The Trump presidency has also highlighted the cult of personality surrounding the presidency. While no president in recent history has embodied the cult of personality more than Trump, the tendency among Americans to idolize their president and view him as the solution to all their problems is nothing new. Presidents Reagan, Clinton, Bush 43, and Obama were all idolized and venerated to a degree that the Founding Fathers never intended.

Perhaps the best antidote for this unhealthy hero worship of the president is a candidate who is more down to earth than his predecessors. What we need now is someone who is just your average Joe, if you’ll excuse the pun. I initially was disappointed about Joe Biden being the nominee, due to his age and his tendency to make gaffes. I voted for Elizabeth Warren in the primary (and I still highly admire her intelligence and determination) and saw Biden as belonging to a previous era, just in a time when we needed to be moving forward. However, it recently occurred to me that Biden is exactly who we need at this point. We don’t need a charismatic or flamboyant person who delivers catchy phrases or motivational speeches, but rather a person who is humble enough to recognize that he doesn’t know everything and is willing to work with others. We need someone to remind us that we all need to work together to achieve the goals we want, rather than looking to those in positions of power to solve all our problems. As Lin-Manuel Miranda so eloquently put it, “We want our leaders to save the day/but we don’t get a say in what they trade away. We dream of a brand new start/but we dream in the dark for the most part.”

We are much closer to “the room where it happens” in 2020 than Americans were in Hamilton’s day. We have live coverage of important government meetings on C-SPAN, as well a plethora of other resources available to us. The technology of the 21st century makes it easier than ever for Americans to participate in our democracy. The Founding Fathers rejected a totalitarian government ruled by a monarch. They instead envisioned a democracy ruled by the people, where the leader merely presides over the government. The word “president” literally means “one who presides.” Preside means “to exercise guidance , direction, or control.” Sadly, the presidency has been elevated to a position that is less like what the Founding Fathers had in mind and more like the British monarchy that they fought against in the Revolutionary War. Joe Biden‘s humility and compassion make him an ideal person to steer the role of the presidency away from its pomp and pageantry, and restore it to its role of guidance and direction.

Perhaps this dark era in our nation’s history will lead to a brand new awakening, just as the Dark Ages of the Medieval era led to the Renaissance.
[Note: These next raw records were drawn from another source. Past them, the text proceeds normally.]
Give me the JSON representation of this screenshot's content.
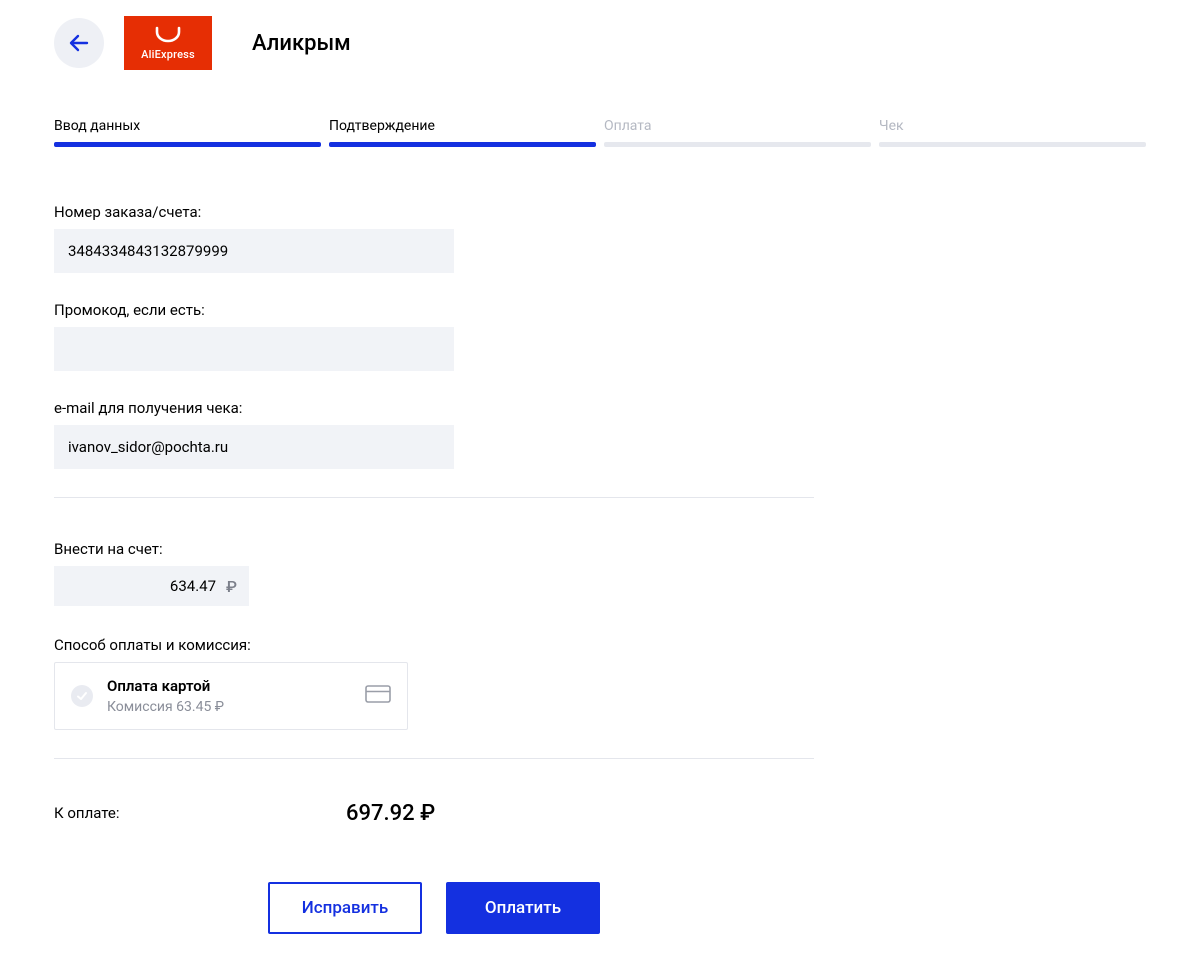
{
  "header": {
    "logo_text": "AliExpress",
    "title": "Аликрым"
  },
  "stepper": {
    "steps": [
      {
        "label": "Ввод данных",
        "active": true
      },
      {
        "label": "Подтверждение",
        "active": true
      },
      {
        "label": "Оплата",
        "active": false
      },
      {
        "label": "Чек",
        "active": false
      }
    ]
  },
  "fields": {
    "order": {
      "label": "Номер заказа/счета:",
      "value": "3484334843132879999"
    },
    "promo": {
      "label": "Промокод, если есть:",
      "value": ""
    },
    "email": {
      "label": "e-mail для получения чека:",
      "value": "ivanov_sidor@pochta.ru"
    }
  },
  "amount": {
    "label": "Внести на счет:",
    "value": "634.47",
    "currency": "₽"
  },
  "payment_method": {
    "section_label": "Способ оплаты и комиссия:",
    "title": "Оплата картой",
    "subtitle": "Комиссия 63.45 ₽"
  },
  "total": {
    "label": "К оплате:",
    "value": "697.92 ₽"
  },
  "buttons": {
    "edit": "Исправить",
    "pay": "Оплатить"
  }
}
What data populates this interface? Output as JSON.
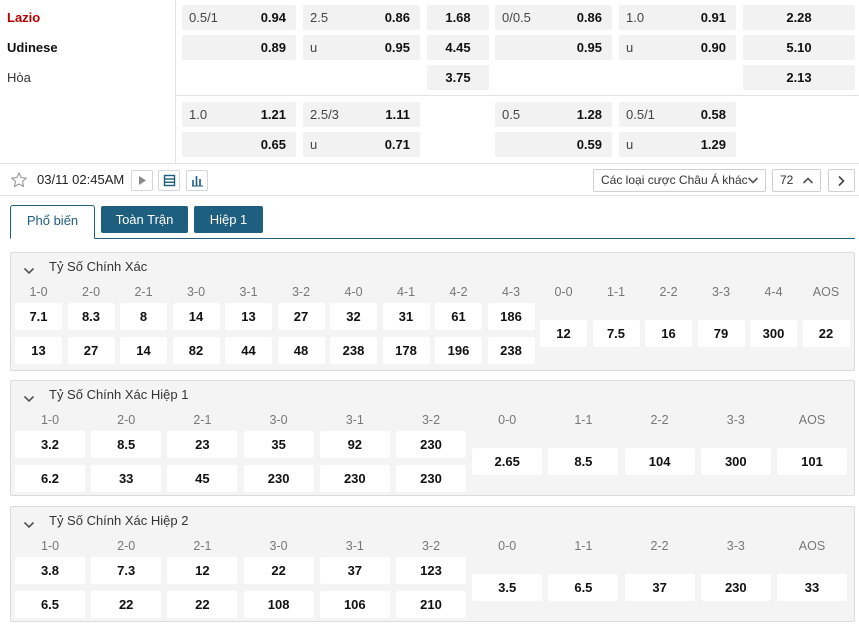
{
  "match": {
    "home_team": "Lazio",
    "away_team": "Udinese",
    "draw_label": "Hòa"
  },
  "odds": {
    "row1": {
      "hc1_line": "0.5/1",
      "hc1_odd": "0.94",
      "ou1_line": "2.5",
      "ou1_odd": "0.86",
      "x1": "1.68",
      "hc2_line": "0/0.5",
      "hc2_odd": "0.86",
      "ou2_line": "1.0",
      "ou2_odd": "0.91",
      "x2": "2.28"
    },
    "row2": {
      "hc1_odd": "0.89",
      "ou1_line": "u",
      "ou1_odd": "0.95",
      "x1": "4.45",
      "hc2_odd": "0.95",
      "ou2_line": "u",
      "ou2_odd": "0.90",
      "x2": "5.10"
    },
    "row3": {
      "x1": "3.75",
      "x2": "2.13"
    },
    "row4": {
      "hc1_line": "1.0",
      "hc1_odd": "1.21",
      "ou1_line": "2.5/3",
      "ou1_odd": "1.11",
      "hc2_line": "0.5",
      "hc2_odd": "1.28",
      "ou2_line": "0.5/1",
      "ou2_odd": "0.58"
    },
    "row5": {
      "hc1_odd": "0.65",
      "ou1_line": "u",
      "ou1_odd": "0.71",
      "hc2_odd": "0.59",
      "ou2_line": "u",
      "ou2_odd": "1.29"
    }
  },
  "toolbar": {
    "time": "03/11 02:45AM",
    "market_select": "Các loại cược Châu Á khác",
    "market_count": "72",
    "icons": [
      "star-icon",
      "play-icon",
      "list-icon",
      "stats-icon",
      "chevron-down-icon",
      "chevron-up-icon",
      "chevron-right-icon"
    ]
  },
  "tabs": {
    "popular": "Phổ biến",
    "full_match": "Toàn Trận",
    "half1": "Hiệp 1"
  },
  "sections": {
    "exact": {
      "title": "Tỷ Số Chính Xác",
      "headers": [
        "1-0",
        "2-0",
        "2-1",
        "3-0",
        "3-1",
        "3-2",
        "4-0",
        "4-1",
        "4-2",
        "4-3",
        "0-0",
        "1-1",
        "2-2",
        "3-3",
        "4-4",
        "AOS"
      ],
      "home": [
        "7.1",
        "8.3",
        "8",
        "14",
        "13",
        "27",
        "32",
        "31",
        "61",
        "186"
      ],
      "away": [
        "13",
        "27",
        "14",
        "82",
        "44",
        "48",
        "238",
        "178",
        "196",
        "238"
      ],
      "draws": [
        "12",
        "7.5",
        "16",
        "79",
        "300",
        "22"
      ]
    },
    "half1": {
      "title": "Tỷ Số Chính Xác Hiệp 1",
      "headers": [
        "1-0",
        "2-0",
        "2-1",
        "3-0",
        "3-1",
        "3-2",
        "0-0",
        "1-1",
        "2-2",
        "3-3",
        "AOS"
      ],
      "home": [
        "3.2",
        "8.5",
        "23",
        "35",
        "92",
        "230"
      ],
      "away": [
        "6.2",
        "33",
        "45",
        "230",
        "230",
        "230"
      ],
      "draws": [
        "2.65",
        "8.5",
        "104",
        "300",
        "101"
      ]
    },
    "half2": {
      "title": "Tỷ Số Chính Xác Hiệp 2",
      "headers": [
        "1-0",
        "2-0",
        "2-1",
        "3-0",
        "3-1",
        "3-2",
        "0-0",
        "1-1",
        "2-2",
        "3-3",
        "AOS"
      ],
      "home": [
        "3.8",
        "7.3",
        "12",
        "22",
        "37",
        "123"
      ],
      "away": [
        "6.5",
        "22",
        "22",
        "108",
        "106",
        "210"
      ],
      "draws": [
        "3.5",
        "6.5",
        "37",
        "230",
        "33"
      ]
    }
  }
}
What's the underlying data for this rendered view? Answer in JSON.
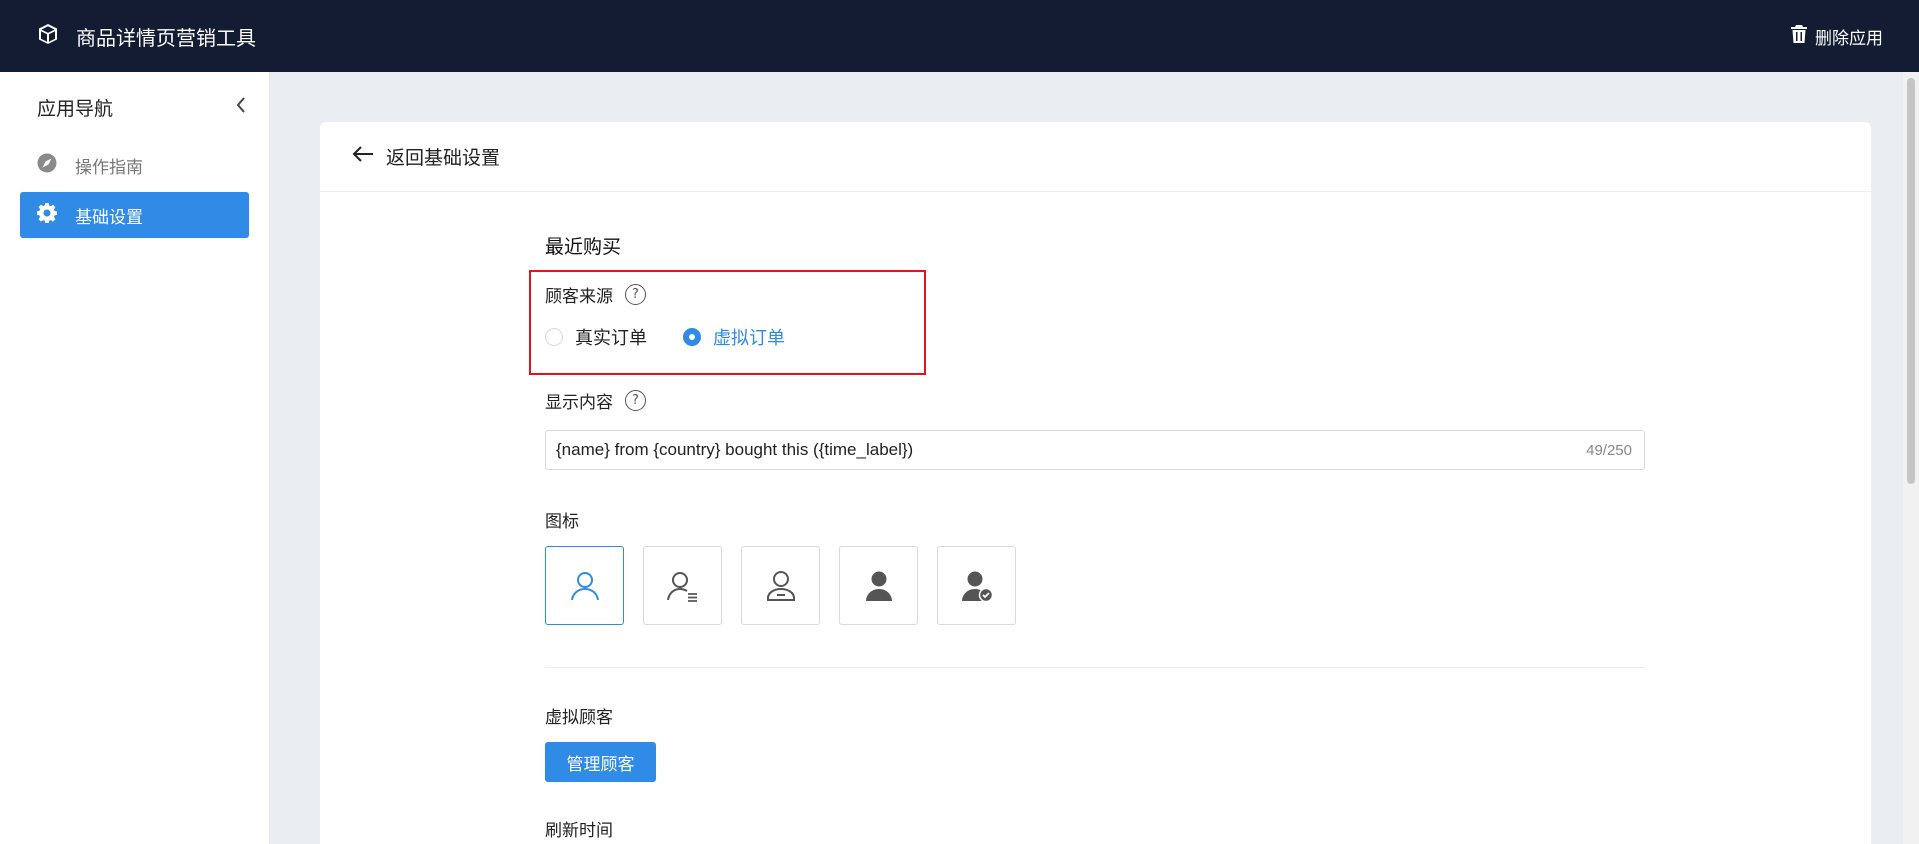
{
  "topbar": {
    "app_title": "商品详情页营销工具",
    "delete_label": "删除应用",
    "logo_icon": "cube-icon",
    "delete_icon": "trash-icon"
  },
  "sidebar": {
    "title": "应用导航",
    "items": [
      {
        "label": "操作指南",
        "icon": "compass-icon",
        "active": false
      },
      {
        "label": "基础设置",
        "icon": "gear-icon",
        "active": true
      }
    ]
  },
  "page": {
    "back_label": "返回基础设置",
    "section_title": "最近购买",
    "customer_source": {
      "label": "顾客来源",
      "options": [
        {
          "label": "真实订单",
          "checked": false
        },
        {
          "label": "虚拟订单",
          "checked": true
        }
      ]
    },
    "display_content": {
      "label": "显示内容",
      "value": "{name} from {country} bought this  ({time_label})",
      "counter": "49/250"
    },
    "icon_field": {
      "label": "图标",
      "options": [
        {
          "name": "user-outline-icon",
          "selected": true
        },
        {
          "name": "user-list-icon",
          "selected": false
        },
        {
          "name": "user-badge-icon",
          "selected": false
        },
        {
          "name": "user-solid-icon",
          "selected": false
        },
        {
          "name": "user-verified-icon",
          "selected": false
        }
      ]
    },
    "virtual_customers": {
      "label": "虚拟顾客",
      "button_label": "管理顾客"
    },
    "refresh_time": {
      "label": "刷新时间"
    }
  },
  "colors": {
    "topbar_bg": "#141c33",
    "accent": "#2f8be6",
    "highlight_border": "#e5141c"
  }
}
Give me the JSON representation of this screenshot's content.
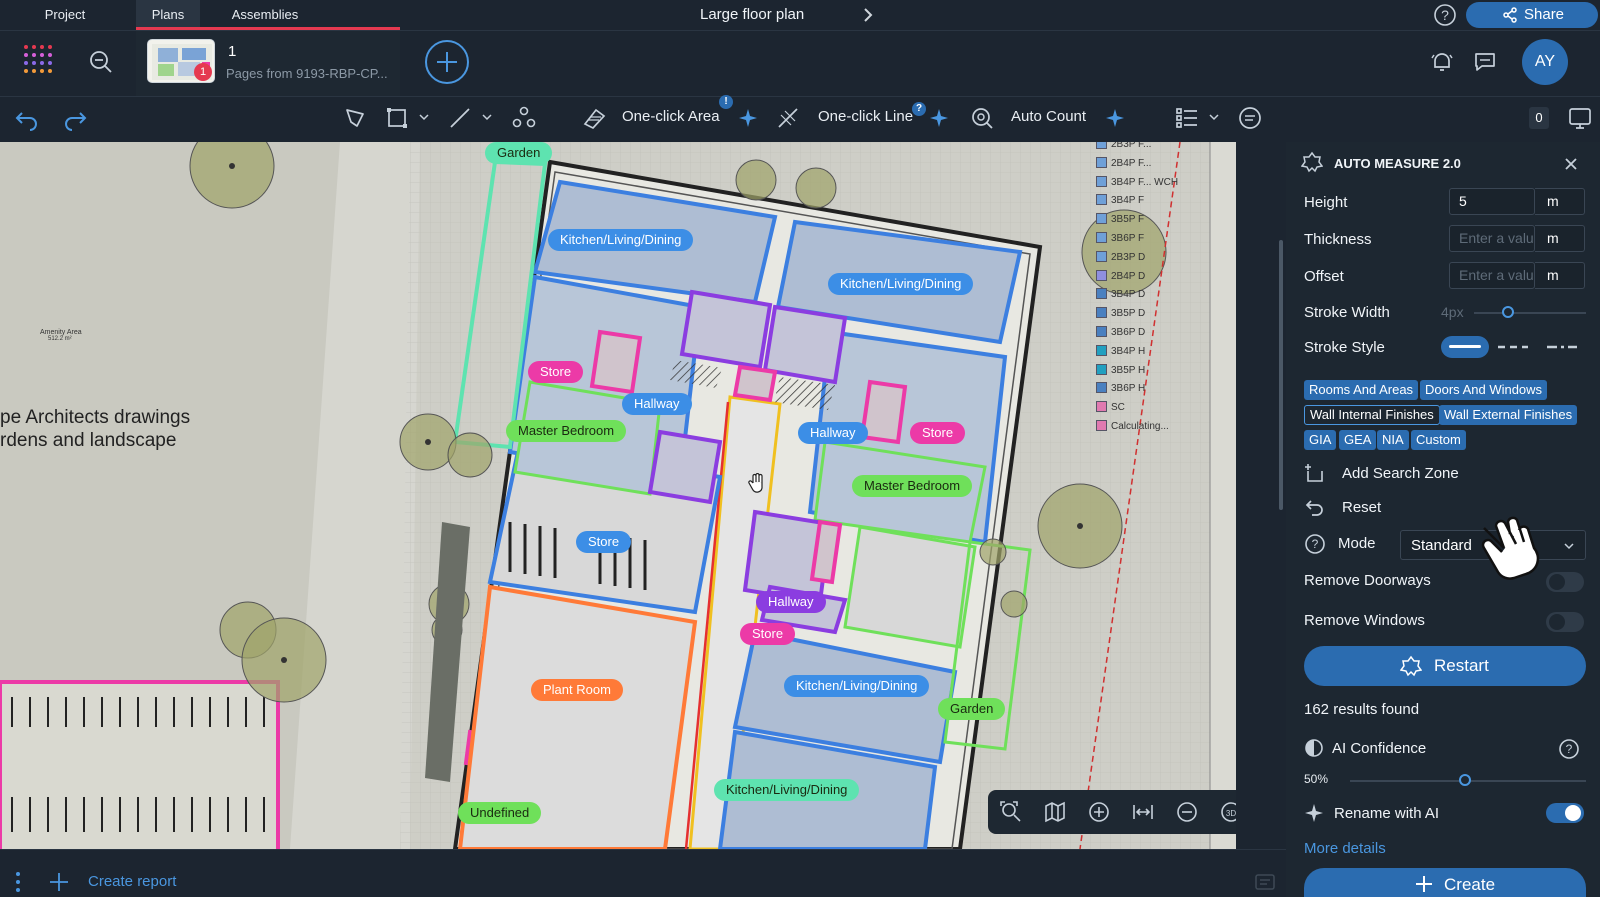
{
  "topbar": {
    "tabs": [
      {
        "label": "Project"
      },
      {
        "label": "Plans"
      },
      {
        "label": "Assemblies"
      }
    ],
    "doc_title": "Large floor plan",
    "share_label": "Share"
  },
  "plan": {
    "number": "1",
    "subtitle": "Pages from 9193-RBP-CP...",
    "badge": "1"
  },
  "user": {
    "initials": "AY"
  },
  "toolbar": {
    "one_click_area": "One-click Area",
    "one_click_line": "One-click Line",
    "auto_count": "Auto Count",
    "area_badge": "!",
    "line_badge": "?",
    "count": "0"
  },
  "drawing": {
    "text_line1": "pe Architects drawings",
    "text_line2": "rdens and landscape",
    "amenity_area": "Amenity Area",
    "amenity_size": "512.2 m²",
    "room_labels": [
      {
        "text": "Garden",
        "color": "#5ee3b0"
      },
      {
        "text": "Kitchen/Living/Dining",
        "color": "#3c8ee6"
      },
      {
        "text": "Kitchen/Living/Dining",
        "color": "#3c8ee6"
      },
      {
        "text": "Store",
        "color": "#ec3aa7"
      },
      {
        "text": "Hallway",
        "color": "#3c8ee6"
      },
      {
        "text": "Master Bedroom",
        "color": "#6fe05a"
      },
      {
        "text": "Hallway",
        "color": "#3c8ee6"
      },
      {
        "text": "Store",
        "color": "#ec3aa7"
      },
      {
        "text": "Master Bedroom",
        "color": "#6fe05a"
      },
      {
        "text": "Store",
        "color": "#3c8ee6"
      },
      {
        "text": "Hallway",
        "color": "#8b3de0"
      },
      {
        "text": "Store",
        "color": "#ec3aa7"
      },
      {
        "text": "Plant Room",
        "color": "#ff7a38"
      },
      {
        "text": "Kitchen/Living/Dining",
        "color": "#3c8ee6"
      },
      {
        "text": "Garden",
        "color": "#6fe05a"
      },
      {
        "text": "Kitchen/Living/Dining",
        "color": "#5ee3b0"
      },
      {
        "text": "Undefined",
        "color": "#6fe05a"
      }
    ],
    "legend": [
      {
        "label": "2B3P F...",
        "color": "#6fa0d8"
      },
      {
        "label": "2B4P F...",
        "color": "#6fa0d8"
      },
      {
        "label": "3B4P F... WCH",
        "color": "#6fa0d8"
      },
      {
        "label": "3B4P F",
        "color": "#6fa0d8"
      },
      {
        "label": "3B5P F",
        "color": "#6fa0d8"
      },
      {
        "label": "3B6P F",
        "color": "#6fa0d8"
      },
      {
        "label": "2B3P D",
        "color": "#6fa0d8"
      },
      {
        "label": "2B4P D",
        "color": "#8f8fe0"
      },
      {
        "label": "3B4P D",
        "color": "#4a80c0"
      },
      {
        "label": "3B5P D",
        "color": "#4a80c0"
      },
      {
        "label": "3B6P D",
        "color": "#4a80c0"
      },
      {
        "label": "3B4P H",
        "color": "#22a0c0"
      },
      {
        "label": "3B5P H",
        "color": "#22a0c0"
      },
      {
        "label": "3B6P H",
        "color": "#4a80c0"
      },
      {
        "label": "SC",
        "color": "#e07ab0"
      },
      {
        "label": "Calculating...",
        "color": "#e07ab0"
      }
    ]
  },
  "panel": {
    "title": "AUTO MEASURE 2.0",
    "height_label": "Height",
    "height_value": "5",
    "thickness_label": "Thickness",
    "offset_label": "Offset",
    "enter_placeholder": "Enter a valu",
    "unit": "m",
    "stroke_width_label": "Stroke Width",
    "stroke_width_value": "4px",
    "stroke_style_label": "Stroke Style",
    "chips": [
      {
        "label": "Rooms And Areas",
        "selected": true
      },
      {
        "label": "Doors And Windows",
        "selected": true
      },
      {
        "label": "Wall Internal Finishes",
        "selected": false
      },
      {
        "label": "Wall External Finishes",
        "selected": true
      },
      {
        "label": "GIA",
        "selected": true
      },
      {
        "label": "GEA",
        "selected": true
      },
      {
        "label": "NIA",
        "selected": true
      },
      {
        "label": "Custom",
        "selected": true
      }
    ],
    "add_search_zone": "Add Search Zone",
    "reset": "Reset",
    "mode_label": "Mode",
    "mode_value": "Standard",
    "remove_doorways": "Remove Doorways",
    "remove_doorways_on": false,
    "remove_windows": "Remove Windows",
    "remove_windows_on": false,
    "restart": "Restart",
    "results": "162 results found",
    "ai_confidence": "AI Confidence",
    "ai_confidence_value": "50%",
    "rename_with_ai": "Rename with AI",
    "rename_with_ai_on": true,
    "more_details": "More details",
    "create": "Create"
  },
  "bottombar": {
    "create_report": "Create report"
  },
  "colors": {
    "accent": "#2b6cb0",
    "danger": "#e53950",
    "bg": "#1c2530",
    "panel": "#1d2731"
  }
}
In the history of the United States, we’ve never been more in need of a renaissance than we are now. However, the second renaissance can only take place if every American takes the time to do their part. Everyone who is eligible to vote must do so, whether by absentee or in person. Only then can we move forward into an era of rebirth where we will strive not to make America great again; but to make America better than ever.

Categories

Enter your email address to follow this blog and receive notifications of new posts by email.

Join 10 other followers